Warners again employ lossless DTS-HD Master Audio to reproduce the 5.1 soundtrack, which seems to me even better than in Part 1. You’ll hear some splendid surround sounds during the more action-oriented sequences, which is much of the time, as well as subtle, environmental noises throughout the film, things like the rustling of leaves, the whispering of breezes, and the thunder of war, all making themselves known from around the room. You’ll also hear strong dynamics, a wide frequency range, and a clear, clean midrange in a very impressive audio experience.
Disc one of this three-disc Combo Pack contains the feature film and a number of extras. The primary bonus is a 167-minute Maximum Movie Mode documentary, “Blowing Up Hogwarts,” hosted by Matthew Lewis (Neville Longbottom). It uses picture-in-picture, featurettes, film clips, and interviews to take one behind the scenes of the filmmaking. Then, if you’d like to watch the “Focus Points” separately, there are twenty-six minutes of them: “Aberforth Dumbledore,” “Deathly Hallows Costume Changer,” “Harry Returns to Hogworts,” “The Hogworts Shield,” “The Room of Requirement Set,” “The Fiery Escape,” “Neville’s Stand,” and “Molly Takes Down Bellatrix.” The featurettes conclude with a “Final Farewell from Cast and Crew,” about three minutes.
Additionally, disc one contains a BD-Live connection (should you have your setup connected to the Internet); twenty-eight scene selections; English, French, Spanish, and Portuguese spoken languages; French, Spanish and Portuguese subtitles; and English captions for the hearing impaired.
Disc two, also a high-definition Blu-ray, contains even more bonus items. First, there’s “A Conversation with J.K. Rowling and Daniel Radcliffe,” fifty-three minutes. Next, there’s “The Goblins of Gringotts,” eleven minutes, followed by “The Women of Harry Potter,” twenty-two minutes. After those items are eight deleted scenes totaling about six minutes; a “Warner Bros. Studio Tour–London,” about a minute and a half; and a “Pottermore” preview where J.K. Rowling takes a minute to introduce her new Web site.
Disc three contains a DVD copy of the movie in standard definition and an UltraViolet digital copy.
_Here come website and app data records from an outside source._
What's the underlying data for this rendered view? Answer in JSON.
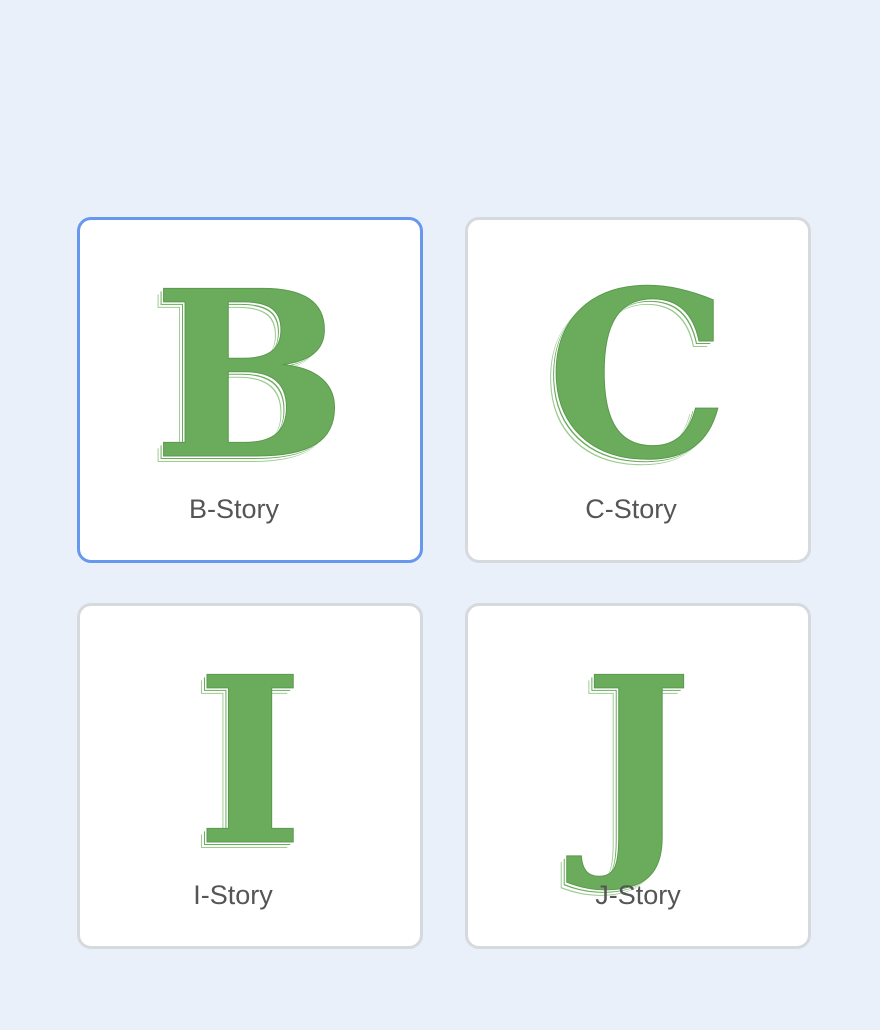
{
  "stories": [
    {
      "letter": "B",
      "label": "B-Story",
      "selected": true
    },
    {
      "letter": "C",
      "label": "C-Story",
      "selected": false
    },
    {
      "letter": "I",
      "label": "I-Story",
      "selected": false
    },
    {
      "letter": "J",
      "label": "J-Story",
      "selected": false
    }
  ],
  "colors": {
    "background": "#e9f0fa",
    "card": "#ffffff",
    "card_border": "#d6d9de",
    "selected_border": "#6699ee",
    "letter_green": "#6aab5c",
    "label_text": "#555555"
  },
  "icons": [
    "letter-b-icon",
    "letter-c-icon",
    "letter-i-icon",
    "letter-j-icon"
  ]
}
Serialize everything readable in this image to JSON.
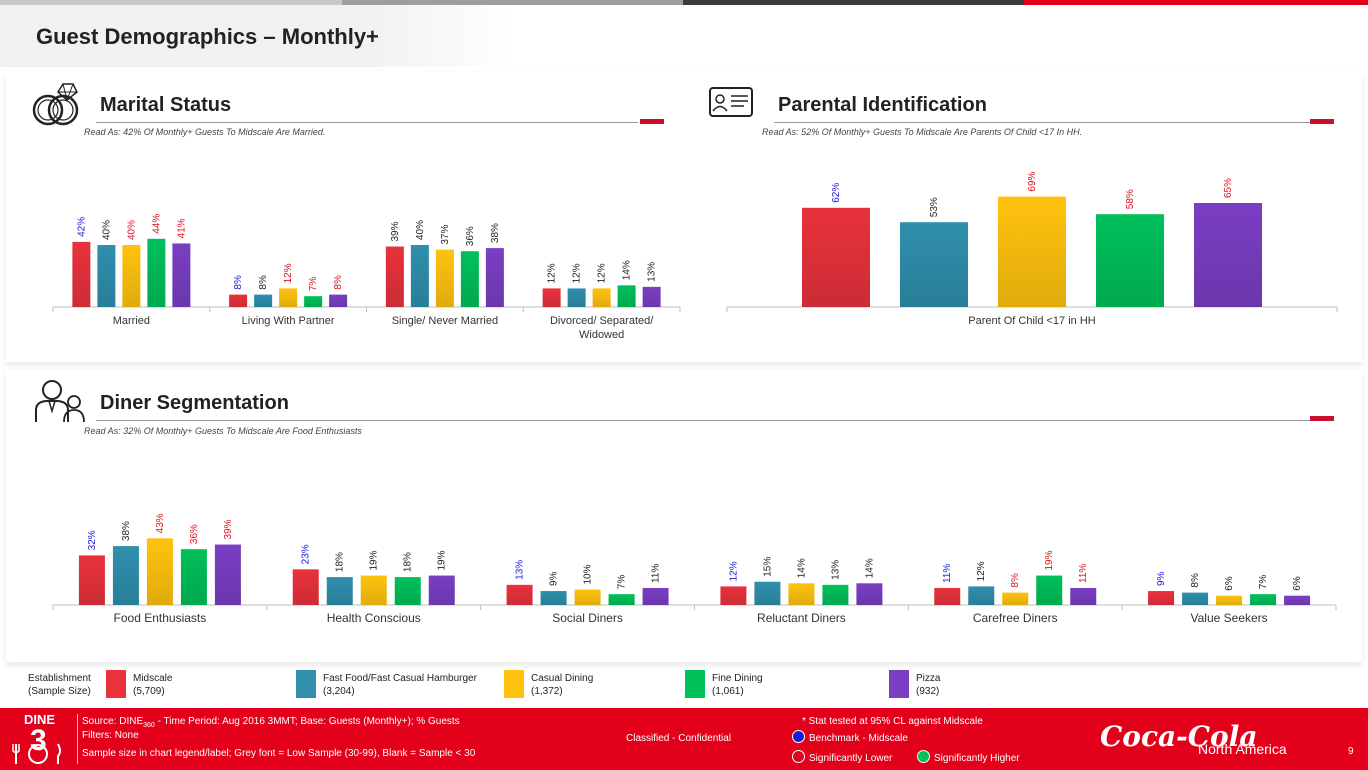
{
  "page": {
    "title": "Guest Demographics – Monthly+",
    "page_number": "9"
  },
  "colors": {
    "midscale": "#e8323c",
    "fast_food": "#2f8fad",
    "casual": "#ffc20e",
    "fine": "#00c05a",
    "pizza": "#7a3ec3",
    "lower": "#1a1adb",
    "higher": "#e01020",
    "neutral": "#222222",
    "brand_red": "#e3001b"
  },
  "sections": {
    "marital": {
      "title": "Marital Status",
      "read_as": "Read As: 42% Of Monthly+ Guests To Midscale Are Married."
    },
    "parental": {
      "title": "Parental Identification",
      "read_as": "Read As: 52% Of Monthly+ Guests To Midscale Are Parents Of Child <17 In HH."
    },
    "diner": {
      "title": "Diner Segmentation",
      "read_as": "Read As: 32% Of Monthly+ Guests To Midscale Are Food Enthusiasts"
    }
  },
  "chart_data": [
    {
      "type": "bar",
      "id": "marital",
      "categories": [
        "Married",
        "Living With Partner",
        "Single/ Never Married",
        "Divorced/ Separated/ Widowed"
      ],
      "category_lines": [
        [
          "Married"
        ],
        [
          "Living With Partner"
        ],
        [
          "Single/ Never Married"
        ],
        [
          "Divorced/ Separated/",
          "Widowed"
        ]
      ],
      "series": [
        {
          "name": "Midscale",
          "color_key": "midscale",
          "values": [
            42,
            8,
            39,
            12
          ],
          "sig": [
            "lower",
            "lower",
            "neutral",
            "neutral"
          ]
        },
        {
          "name": "Fast Food/Fast Casual Hamburger",
          "color_key": "fast_food",
          "values": [
            40,
            8,
            40,
            12
          ],
          "sig": [
            "neutral",
            "neutral",
            "neutral",
            "neutral"
          ]
        },
        {
          "name": "Casual Dining",
          "color_key": "casual",
          "values": [
            40,
            12,
            37,
            12
          ],
          "sig": [
            "higher",
            "higher",
            "neutral",
            "neutral"
          ]
        },
        {
          "name": "Fine Dining",
          "color_key": "fine",
          "values": [
            44,
            7,
            36,
            14
          ],
          "sig": [
            "higher",
            "higher",
            "neutral",
            "neutral"
          ]
        },
        {
          "name": "Pizza",
          "color_key": "pizza",
          "values": [
            41,
            8,
            38,
            13
          ],
          "sig": [
            "higher",
            "higher",
            "neutral",
            "neutral"
          ]
        }
      ],
      "value_labels": [
        [
          "42%",
          "8%",
          "39%",
          "12%"
        ],
        [
          "40%",
          "8%",
          "40%",
          "12%"
        ],
        [
          "40%",
          "12%",
          "37%",
          "12%"
        ],
        [
          "44%",
          "7%",
          "36%",
          "14%"
        ],
        [
          "41%",
          "8%",
          "38%",
          "13%"
        ]
      ],
      "ylim": [
        0,
        80
      ]
    },
    {
      "type": "bar",
      "id": "parental",
      "categories": [
        "Parent Of Child <17 in HH"
      ],
      "category_lines": [
        [
          "Parent Of Child <17 in HH"
        ]
      ],
      "series": [
        {
          "name": "Midscale",
          "color_key": "midscale",
          "values": [
            62
          ],
          "sig": [
            "lower"
          ]
        },
        {
          "name": "Fast Food/Fast Casual Hamburger",
          "color_key": "fast_food",
          "values": [
            53
          ],
          "sig": [
            "neutral"
          ]
        },
        {
          "name": "Casual Dining",
          "color_key": "casual",
          "values": [
            69
          ],
          "sig": [
            "higher"
          ]
        },
        {
          "name": "Fine Dining",
          "color_key": "fine",
          "values": [
            58
          ],
          "sig": [
            "higher"
          ]
        },
        {
          "name": "Pizza",
          "color_key": "pizza",
          "values": [
            65
          ],
          "sig": [
            "higher"
          ]
        }
      ],
      "value_labels": [
        [
          "62%"
        ],
        [
          "53%"
        ],
        [
          "69%"
        ],
        [
          "58%"
        ],
        [
          "65%"
        ]
      ],
      "ylim": [
        0,
        100
      ]
    },
    {
      "type": "bar",
      "id": "diner",
      "categories": [
        "Food Enthusiasts",
        "Health Conscious",
        "Social Diners",
        "Reluctant Diners",
        "Carefree Diners",
        "Value Seekers"
      ],
      "category_lines": [
        [
          "Food Enthusiasts"
        ],
        [
          "Health Conscious"
        ],
        [
          "Social Diners"
        ],
        [
          "Reluctant Diners"
        ],
        [
          "Carefree Diners"
        ],
        [
          "Value Seekers"
        ]
      ],
      "series": [
        {
          "name": "Midscale",
          "color_key": "midscale",
          "values": [
            32,
            23,
            13,
            12,
            11,
            9
          ],
          "sig": [
            "lower",
            "lower",
            "lower",
            "lower",
            "lower",
            "lower"
          ]
        },
        {
          "name": "Fast Food/Fast Casual Hamburger",
          "color_key": "fast_food",
          "values": [
            38,
            18,
            9,
            15,
            12,
            8
          ],
          "sig": [
            "neutral",
            "neutral",
            "neutral",
            "neutral",
            "neutral",
            "neutral"
          ]
        },
        {
          "name": "Casual Dining",
          "color_key": "casual",
          "values": [
            43,
            19,
            10,
            14,
            8,
            6
          ],
          "sig": [
            "higher",
            "neutral",
            "neutral",
            "neutral",
            "higher",
            "neutral"
          ]
        },
        {
          "name": "Fine Dining",
          "color_key": "fine",
          "values": [
            36,
            18,
            7,
            13,
            19,
            7
          ],
          "sig": [
            "higher",
            "neutral",
            "neutral",
            "neutral",
            "higher",
            "neutral"
          ]
        },
        {
          "name": "Pizza",
          "color_key": "pizza",
          "values": [
            39,
            19,
            11,
            14,
            11,
            6
          ],
          "sig": [
            "higher",
            "neutral",
            "neutral",
            "neutral",
            "higher",
            "neutral"
          ]
        }
      ],
      "value_labels": [
        [
          "32%",
          "23%",
          "13%",
          "12%",
          "11%",
          "9%"
        ],
        [
          "38%",
          "18%",
          "9%",
          "15%",
          "12%",
          "8%"
        ],
        [
          "43%",
          "19%",
          "10%",
          "14%",
          "8%",
          "6%"
        ],
        [
          "36%",
          "18%",
          "7%",
          "13%",
          "19%",
          "7%"
        ],
        [
          "39%",
          "19%",
          "11%",
          "14%",
          "11%",
          "6%"
        ]
      ],
      "ylim": [
        0,
        65
      ]
    }
  ],
  "legend": {
    "establishment_line1": "Establishment",
    "establishment_line2": "(Sample Size)",
    "items": [
      {
        "name": "Midscale",
        "sample": "(5,709)",
        "color_key": "midscale"
      },
      {
        "name": "Fast Food/Fast Casual Hamburger",
        "sample": "(3,204)",
        "color_key": "fast_food"
      },
      {
        "name": "Casual Dining",
        "sample": "(1,372)",
        "color_key": "casual"
      },
      {
        "name": "Fine Dining",
        "sample": "(1,061)",
        "color_key": "fine"
      },
      {
        "name": "Pizza",
        "sample": "(932)",
        "color_key": "pizza"
      }
    ]
  },
  "footer": {
    "logo_text": "DINE",
    "logo_numeral": "3",
    "source_prefix": "Source: DINE",
    "source_sub": "360",
    "source_rest": " - Time Period: Aug 2016 3MMT; Base: Guests (Monthly+); % Guests",
    "filters": "Filters: None",
    "sample_note": "Sample size in chart legend/label;  Grey font = Low Sample (30-99), Blank = Sample < 30",
    "classification": "Classified - Confidential",
    "stat_note": "* Stat tested at 95% CL against Midscale",
    "benchmark": "Benchmark - Midscale",
    "sig_lower": "Significantly Lower",
    "sig_higher": "Significantly Higher",
    "brand_script": "Coca-Cola",
    "brand_region": "North America"
  }
}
The UltraViolet copy enables one instantly to stream to computers, tablets, or smartphones, anywhere, and also download to one’s computer. The “however” is that according to WB’s terms of agreement, one “must enter the redemption code by November 11, 2013 to redeem the Digital Copy offer. Digital Copy now includes streaming and 3 downloads. If offer redeemed prior to deadline, delivery of streaming and downloads available at no additional charge for 3 years from date of redemption.” And after three years?
Finally, the standard Blu-ray keep case (thankfully, not an Eco-case) contains an inner sleeve for the third disc, the case further enclosed in a light-cardboard slipcover with a 3-D holographic picture on the front.
Even though there is a certain sadness in every good thing coming to an end, with the magic of today’s movie reproduction in the home, one can relive the “Potter” adventures any time one feels the urge. Certainly, “Harry Potter and the Deathly Hallows, Part 2” brings the Potter epic to a proper conclusion, preserving most of what author Rowling put into her final book. Whether we needed to have the book divided into two parts to preserve every last detail is open to question, but we have what we have, and it’s pretty darn good.
Besides, after viewing the story’s epilogue, you might just wonder if this really is the end of the “Potter” saga. Do we see signs of sequels or prequels in the future? Only time will tell.